Task to carry out: Pick every line from the data below that contains the string "STAA" and copy it.

Provided records:
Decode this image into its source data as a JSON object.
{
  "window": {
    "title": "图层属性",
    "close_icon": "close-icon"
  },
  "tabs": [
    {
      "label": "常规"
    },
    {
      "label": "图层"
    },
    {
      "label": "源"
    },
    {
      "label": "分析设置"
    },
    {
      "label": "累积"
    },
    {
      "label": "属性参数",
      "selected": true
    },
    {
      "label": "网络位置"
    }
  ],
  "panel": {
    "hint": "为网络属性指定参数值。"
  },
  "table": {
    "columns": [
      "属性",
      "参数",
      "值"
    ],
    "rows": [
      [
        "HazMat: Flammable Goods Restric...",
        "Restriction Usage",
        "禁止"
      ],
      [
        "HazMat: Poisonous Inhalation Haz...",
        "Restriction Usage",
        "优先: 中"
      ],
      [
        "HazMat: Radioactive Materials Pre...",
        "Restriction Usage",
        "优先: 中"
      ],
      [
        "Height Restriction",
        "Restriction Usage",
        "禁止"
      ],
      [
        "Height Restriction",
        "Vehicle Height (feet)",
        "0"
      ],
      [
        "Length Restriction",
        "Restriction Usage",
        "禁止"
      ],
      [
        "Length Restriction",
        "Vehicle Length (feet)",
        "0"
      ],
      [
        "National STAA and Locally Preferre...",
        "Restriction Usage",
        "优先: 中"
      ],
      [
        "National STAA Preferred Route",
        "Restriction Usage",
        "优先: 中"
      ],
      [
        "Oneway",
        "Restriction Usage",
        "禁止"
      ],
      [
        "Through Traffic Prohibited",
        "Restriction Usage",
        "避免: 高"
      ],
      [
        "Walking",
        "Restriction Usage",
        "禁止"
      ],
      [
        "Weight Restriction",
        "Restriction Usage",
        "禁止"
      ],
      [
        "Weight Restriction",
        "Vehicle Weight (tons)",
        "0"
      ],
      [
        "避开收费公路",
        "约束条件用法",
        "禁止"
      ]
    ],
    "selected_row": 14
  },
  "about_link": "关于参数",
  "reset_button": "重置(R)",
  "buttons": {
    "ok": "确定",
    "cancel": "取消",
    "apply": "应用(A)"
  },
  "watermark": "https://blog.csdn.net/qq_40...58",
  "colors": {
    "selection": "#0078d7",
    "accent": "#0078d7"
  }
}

Solved problem:
        "National STAA and Locally Preferre...",
        "National STAA Preferred Route",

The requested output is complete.